Collected data entries
* * *
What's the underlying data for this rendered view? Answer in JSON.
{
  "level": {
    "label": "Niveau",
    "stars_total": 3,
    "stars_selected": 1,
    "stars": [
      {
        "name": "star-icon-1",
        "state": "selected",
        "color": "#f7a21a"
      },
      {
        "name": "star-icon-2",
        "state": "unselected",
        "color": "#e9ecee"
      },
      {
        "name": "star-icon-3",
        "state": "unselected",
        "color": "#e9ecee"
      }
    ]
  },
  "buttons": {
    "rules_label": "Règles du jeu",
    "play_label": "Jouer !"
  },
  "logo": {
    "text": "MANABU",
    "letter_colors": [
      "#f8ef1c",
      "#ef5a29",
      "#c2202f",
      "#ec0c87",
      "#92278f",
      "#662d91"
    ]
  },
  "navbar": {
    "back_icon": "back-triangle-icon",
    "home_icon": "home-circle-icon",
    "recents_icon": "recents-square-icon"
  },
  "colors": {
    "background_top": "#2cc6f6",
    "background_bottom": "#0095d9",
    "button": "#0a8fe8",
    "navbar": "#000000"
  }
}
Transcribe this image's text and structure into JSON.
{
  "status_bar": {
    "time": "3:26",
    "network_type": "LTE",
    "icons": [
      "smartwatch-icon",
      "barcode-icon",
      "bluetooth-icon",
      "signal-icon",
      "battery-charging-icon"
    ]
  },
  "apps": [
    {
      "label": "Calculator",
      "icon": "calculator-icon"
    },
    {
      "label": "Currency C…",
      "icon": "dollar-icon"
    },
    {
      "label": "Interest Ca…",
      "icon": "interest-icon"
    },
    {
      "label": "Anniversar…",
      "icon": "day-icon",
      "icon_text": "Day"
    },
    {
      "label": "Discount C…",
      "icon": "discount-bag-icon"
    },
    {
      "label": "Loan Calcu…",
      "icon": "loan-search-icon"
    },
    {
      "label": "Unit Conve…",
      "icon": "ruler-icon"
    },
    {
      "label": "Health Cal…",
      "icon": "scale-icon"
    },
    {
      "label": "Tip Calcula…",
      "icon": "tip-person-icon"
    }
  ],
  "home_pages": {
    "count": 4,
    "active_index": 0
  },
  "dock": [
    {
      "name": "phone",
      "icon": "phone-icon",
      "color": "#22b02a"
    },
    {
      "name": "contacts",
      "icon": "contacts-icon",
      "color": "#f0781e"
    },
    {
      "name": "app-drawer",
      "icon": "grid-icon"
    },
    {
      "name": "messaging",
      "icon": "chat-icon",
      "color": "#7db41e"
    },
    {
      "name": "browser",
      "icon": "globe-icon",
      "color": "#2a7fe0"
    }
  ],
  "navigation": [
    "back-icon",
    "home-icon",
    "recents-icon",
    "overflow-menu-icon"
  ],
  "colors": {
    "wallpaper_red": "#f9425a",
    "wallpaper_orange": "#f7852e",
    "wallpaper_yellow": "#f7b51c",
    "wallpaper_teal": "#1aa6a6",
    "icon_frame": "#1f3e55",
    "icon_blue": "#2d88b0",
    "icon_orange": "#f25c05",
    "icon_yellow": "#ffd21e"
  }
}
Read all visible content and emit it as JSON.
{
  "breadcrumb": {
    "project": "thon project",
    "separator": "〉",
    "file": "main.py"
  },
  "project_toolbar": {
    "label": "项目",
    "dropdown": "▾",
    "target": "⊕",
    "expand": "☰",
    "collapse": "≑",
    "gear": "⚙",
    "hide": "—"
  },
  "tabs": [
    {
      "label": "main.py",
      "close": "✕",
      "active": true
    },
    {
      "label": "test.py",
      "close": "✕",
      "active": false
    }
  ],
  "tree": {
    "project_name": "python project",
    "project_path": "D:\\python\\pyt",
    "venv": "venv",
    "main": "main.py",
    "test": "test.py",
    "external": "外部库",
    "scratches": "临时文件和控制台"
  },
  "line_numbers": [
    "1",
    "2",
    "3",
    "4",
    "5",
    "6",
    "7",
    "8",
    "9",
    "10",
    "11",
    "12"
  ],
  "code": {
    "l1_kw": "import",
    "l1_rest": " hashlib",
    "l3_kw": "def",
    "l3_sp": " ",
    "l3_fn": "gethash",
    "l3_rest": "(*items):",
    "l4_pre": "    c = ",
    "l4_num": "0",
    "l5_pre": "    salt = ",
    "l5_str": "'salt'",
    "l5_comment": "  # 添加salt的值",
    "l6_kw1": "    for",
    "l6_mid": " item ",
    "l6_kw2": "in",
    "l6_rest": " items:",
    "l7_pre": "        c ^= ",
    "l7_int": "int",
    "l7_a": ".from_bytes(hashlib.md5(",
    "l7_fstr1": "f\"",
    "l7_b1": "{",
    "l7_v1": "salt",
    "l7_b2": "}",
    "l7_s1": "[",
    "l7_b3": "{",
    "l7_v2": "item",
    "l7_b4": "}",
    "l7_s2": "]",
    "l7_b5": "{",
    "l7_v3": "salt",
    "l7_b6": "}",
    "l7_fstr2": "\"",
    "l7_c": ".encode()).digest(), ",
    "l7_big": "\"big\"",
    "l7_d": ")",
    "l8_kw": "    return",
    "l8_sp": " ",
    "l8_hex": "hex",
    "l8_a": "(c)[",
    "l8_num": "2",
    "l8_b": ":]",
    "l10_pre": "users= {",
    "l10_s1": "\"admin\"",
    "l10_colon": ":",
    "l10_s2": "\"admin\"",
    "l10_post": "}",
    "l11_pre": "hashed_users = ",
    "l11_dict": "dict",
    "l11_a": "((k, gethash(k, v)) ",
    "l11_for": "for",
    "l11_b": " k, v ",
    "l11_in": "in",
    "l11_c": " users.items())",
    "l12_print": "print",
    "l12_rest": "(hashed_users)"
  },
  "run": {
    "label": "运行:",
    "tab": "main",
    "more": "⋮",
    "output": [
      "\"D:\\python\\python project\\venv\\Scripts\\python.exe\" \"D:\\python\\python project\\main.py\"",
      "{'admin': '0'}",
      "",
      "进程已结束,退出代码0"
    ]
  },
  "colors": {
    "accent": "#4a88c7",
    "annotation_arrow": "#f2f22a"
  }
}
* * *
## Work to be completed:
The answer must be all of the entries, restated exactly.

## Solution to the problem:
What's the underlying data for this rendered view? Answer in JSON.
{
  "level": {
    "label": "Niveau",
    "stars_total": 3,
    "stars_selected": 1,
    "stars": [
      {
        "name": "star-icon-1",
        "state": "selected",
        "color": "#f7a21a"
      },
      {
        "name": "star-icon-2",
        "state": "unselected",
        "color": "#e9ecee"
      },
      {
        "name": "star-icon-3",
        "state": "unselected",
        "color": "#e9ecee"
      }
    ]
  },
  "buttons": {
    "rules_label": "Règles du jeu",
    "play_label": "Jouer !"
  },
  "logo": {
    "text": "MANABU",
    "letter_colors": [
      "#f8ef1c",
      "#ef5a29",
      "#c2202f",
      "#ec0c87",
      "#92278f",
      "#662d91"
    ]
  },
  "navbar": {
    "back_icon": "back-triangle-icon",
    "home_icon": "home-circle-icon",
    "recents_icon": "recents-square-icon"
  },
  "colors": {
    "background_top": "#2cc6f6",
    "background_bottom": "#0095d9",
    "button": "#0a8fe8",
    "navbar": "#000000"
  }
}
Transcribe this image's text and structure into JSON.
{
  "status_bar": {
    "time": "3:26",
    "network_type": "LTE",
    "icons": [
      "smartwatch-icon",
      "barcode-icon",
      "bluetooth-icon",
      "signal-icon",
      "battery-charging-icon"
    ]
  },
  "apps": [
    {
      "label": "Calculator",
      "icon": "calculator-icon"
    },
    {
      "label": "Currency C…",
      "icon": "dollar-icon"
    },
    {
      "label": "Interest Ca…",
      "icon": "interest-icon"
    },
    {
      "label": "Anniversar…",
      "icon": "day-icon",
      "icon_text": "Day"
    },
    {
      "label": "Discount C…",
      "icon": "discount-bag-icon"
    },
    {
      "label": "Loan Calcu…",
      "icon": "loan-search-icon"
    },
    {
      "label": "Unit Conve…",
      "icon": "ruler-icon"
    },
    {
      "label": "Health Cal…",
      "icon": "scale-icon"
    },
    {
      "label": "Tip Calcula…",
      "icon": "tip-person-icon"
    }
  ],
  "home_pages": {
    "count": 4,
    "active_index": 0
  },
  "dock": [
    {
      "name": "phone",
      "icon": "phone-icon",
      "color": "#22b02a"
    },
    {
      "name": "contacts",
      "icon": "contacts-icon",
      "color": "#f0781e"
    },
    {
      "name": "app-drawer",
      "icon": "grid-icon"
    },
    {
      "name": "messaging",
      "icon": "chat-icon",
      "color": "#7db41e"
    },
    {
      "name": "browser",
      "icon": "globe-icon",
      "color": "#2a7fe0"
    }
  ],
  "navigation": [
    "back-icon",
    "home-icon",
    "recents-icon",
    "overflow-menu-icon"
  ],
  "colors": {
    "wallpaper_red": "#f9425a",
    "wallpaper_orange": "#f7852e",
    "wallpaper_yellow": "#f7b51c",
    "wallpaper_teal": "#1aa6a6",
    "icon_frame": "#1f3e55",
    "icon_blue": "#2d88b0",
    "icon_orange": "#f25c05",
    "icon_yellow": "#ffd21e"
  }
}
Read all visible content and emit it as JSON.
{
  "breadcrumb": {
    "project": "thon project",
    "separator": "〉",
    "file": "main.py"
  },
  "project_toolbar": {
    "label": "项目",
    "dropdown": "▾",
    "target": "⊕",
    "expand": "☰",
    "collapse": "≑",
    "gear": "⚙",
    "hide": "—"
  },
  "tabs": [
    {
      "label": "main.py",
      "close": "✕",
      "active": true
    },
    {
      "label": "test.py",
      "close": "✕",
      "active": false
    }
  ],
  "tree": {
    "project_name": "python project",
    "project_path": "D:\\python\\pyt",
    "venv": "venv",
    "main": "main.py",
    "test": "test.py",
    "external": "外部库",
    "scratches": "临时文件和控制台"
  },
  "line_numbers": [
    "1",
    "2",
    "3",
    "4",
    "5",
    "6",
    "7",
    "8",
    "9",
    "10",
    "11",
    "12"
  ],
  "code": {
    "l1_kw": "import",
    "l1_rest": " hashlib",
    "l3_kw": "def",
    "l3_sp": " ",
    "l3_fn": "gethash",
    "l3_rest": "(*items):",
    "l4_pre": "    c = ",
    "l4_num": "0",
    "l5_pre": "    salt = ",
    "l5_str": "'salt'",
    "l5_comment": "  # 添加salt的值",
    "l6_kw1": "    for",
    "l6_mid": " item ",
    "l6_kw2": "in",
    "l6_rest": " items:",
    "l7_pre": "        c ^= ",
    "l7_int": "int",
    "l7_a": ".from_bytes(hashlib.md5(",
    "l7_fstr1": "f\"",
    "l7_b1": "{",
    "l7_v1": "salt",
    "l7_b2": "}",
    "l7_s1": "[",
    "l7_b3": "{",
    "l7_v2": "item",
    "l7_b4": "}",
    "l7_s2": "]",
    "l7_b5": "{",
    "l7_v3": "salt",
    "l7_b6": "}",
    "l7_fstr2": "\"",
    "l7_c": ".encode()).digest(), ",
    "l7_big": "\"big\"",
    "l7_d": ")",
    "l8_kw": "    return",
    "l8_sp": " ",
    "l8_hex": "hex",
    "l8_a": "(c)[",
    "l8_num": "2",
    "l8_b": ":]",
    "l10_pre": "users= {",
    "l10_s1": "\"admin\"",
    "l10_colon": ":",
    "l10_s2": "\"admin\"",
    "l10_post": "}",
    "l11_pre": "hashed_users = ",
    "l11_dict": "dict",
    "l11_a": "((k, gethash(k, v)) ",
    "l11_for": "for",
    "l11_b": " k, v ",
    "l11_in": "in",
    "l11_c": " users.items())",
    "l12_print": "print",
    "l12_rest": "(hashed_users)"
  },
  "run": {
    "label": "运行:",
    "tab": "main",
    "more": "⋮",
    "output": [
      "\"D:\\python\\python project\\venv\\Scripts\\python.exe\" \"D:\\python\\python project\\main.py\"",
      "{'admin': '0'}",
      "",
      "进程已结束,退出代码0"
    ]
  },
  "colors": {
    "accent": "#4a88c7",
    "annotation_arrow": "#f2f22a"
  }
}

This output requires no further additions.